● Description of the task
Scan the records below, and wherever a line has the word "title", pull it out.

● Extracted data

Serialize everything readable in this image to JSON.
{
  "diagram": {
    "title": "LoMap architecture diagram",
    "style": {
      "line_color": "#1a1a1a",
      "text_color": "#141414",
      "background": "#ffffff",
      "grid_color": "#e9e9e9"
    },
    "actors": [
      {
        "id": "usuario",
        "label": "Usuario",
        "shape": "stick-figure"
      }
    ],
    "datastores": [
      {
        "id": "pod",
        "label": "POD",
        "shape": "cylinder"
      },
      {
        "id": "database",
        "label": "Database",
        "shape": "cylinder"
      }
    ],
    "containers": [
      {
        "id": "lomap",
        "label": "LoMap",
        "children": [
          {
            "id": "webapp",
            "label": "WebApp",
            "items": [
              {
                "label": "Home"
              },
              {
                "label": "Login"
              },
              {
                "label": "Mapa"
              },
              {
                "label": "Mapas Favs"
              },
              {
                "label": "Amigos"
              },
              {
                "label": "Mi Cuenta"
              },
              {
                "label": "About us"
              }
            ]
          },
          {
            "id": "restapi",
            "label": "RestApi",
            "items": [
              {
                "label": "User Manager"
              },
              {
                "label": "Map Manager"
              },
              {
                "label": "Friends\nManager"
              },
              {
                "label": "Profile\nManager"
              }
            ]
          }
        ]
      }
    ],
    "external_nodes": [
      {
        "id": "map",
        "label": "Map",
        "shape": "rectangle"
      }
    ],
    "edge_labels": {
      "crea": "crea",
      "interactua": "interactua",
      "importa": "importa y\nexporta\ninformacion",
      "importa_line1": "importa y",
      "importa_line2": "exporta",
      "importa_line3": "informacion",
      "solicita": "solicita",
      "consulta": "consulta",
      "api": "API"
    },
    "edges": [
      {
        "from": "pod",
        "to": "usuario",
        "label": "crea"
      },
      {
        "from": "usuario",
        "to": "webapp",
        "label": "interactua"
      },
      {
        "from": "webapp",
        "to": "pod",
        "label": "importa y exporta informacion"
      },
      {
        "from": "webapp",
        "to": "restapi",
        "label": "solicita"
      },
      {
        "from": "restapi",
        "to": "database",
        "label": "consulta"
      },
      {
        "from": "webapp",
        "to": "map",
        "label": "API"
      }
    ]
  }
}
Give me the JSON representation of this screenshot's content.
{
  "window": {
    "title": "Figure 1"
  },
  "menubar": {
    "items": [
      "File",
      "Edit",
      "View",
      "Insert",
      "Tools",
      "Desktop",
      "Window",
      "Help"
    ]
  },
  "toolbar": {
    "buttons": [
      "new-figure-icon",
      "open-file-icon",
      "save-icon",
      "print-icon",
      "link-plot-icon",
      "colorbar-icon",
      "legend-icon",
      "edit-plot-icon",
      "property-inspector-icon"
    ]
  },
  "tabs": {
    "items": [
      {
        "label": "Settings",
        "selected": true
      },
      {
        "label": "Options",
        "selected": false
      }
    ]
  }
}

● Result of this task
    "title": "LoMap architecture diagram",
    "title": "Figure 1"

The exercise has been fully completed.